___ Recorded information

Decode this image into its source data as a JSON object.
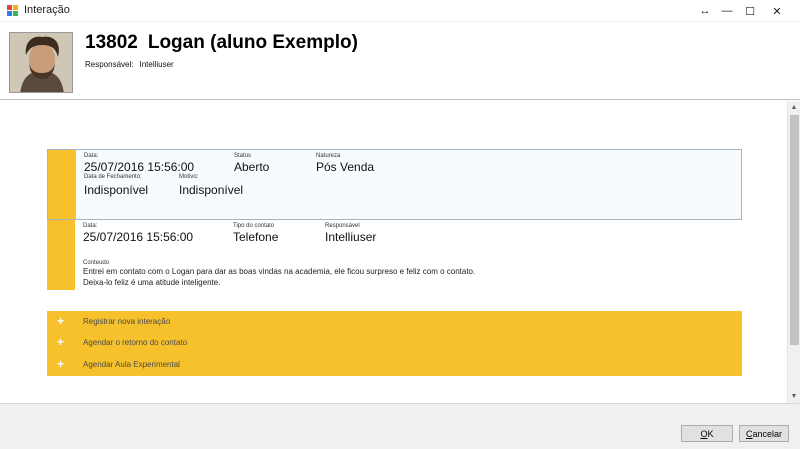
{
  "window": {
    "title": "Interação",
    "controls": {
      "resize": "↔",
      "minimize": "—",
      "maximize": "☐",
      "close": "✕"
    }
  },
  "header": {
    "student_id": "13802",
    "student_name": "Logan (aluno Exemplo)",
    "responsavel_label": "Responsável:",
    "responsavel_value": "Intelliuser"
  },
  "interaction": {
    "data_label": "Data:",
    "data_value": "25/07/2016 15:56:00",
    "status_label": "Status",
    "status_value": "Aberto",
    "natureza_label": "Natureza",
    "natureza_value": "Pós Venda",
    "fechamento_label": "Data de Fechamento:",
    "fechamento_value": "Indisponível",
    "motivo_label": "Motivo:",
    "motivo_value": "Indisponível"
  },
  "contact": {
    "data_label": "Data:",
    "data_value": "25/07/2016 15:56:00",
    "tipo_label": "Tipo do contato",
    "tipo_value": "Telefone",
    "responsavel_label": "Responsável",
    "responsavel_value": "Intelliuser",
    "conteudo_label": "Conteudo",
    "conteudo_line1": "Entrei em contato com o Logan para dar as boas vindas na academia, ele ficou surpreso e feliz com o contato.",
    "conteudo_line2": "Deixa-lo feliz é uma atitude inteligente."
  },
  "actions": [
    {
      "label": "Registrar nova interação"
    },
    {
      "label": "Agendar o retorno do contato"
    },
    {
      "label": "Agendar Aula Experimental"
    }
  ],
  "buttons": {
    "ok": "OK",
    "cancel": "Cancelar"
  },
  "colors": {
    "accent": "#f6c12a",
    "card_border": "#a7b2bb"
  }
}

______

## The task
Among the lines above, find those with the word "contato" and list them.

## Output of the exercise
    "tipo_label": "Tipo do contato",
    "conteudo_line1": "Entrei em contato com o Logan para dar as boas vindas na academia, ele ficou surpreso e feliz com o contato.",
      "label": "Agendar o retorno do contato"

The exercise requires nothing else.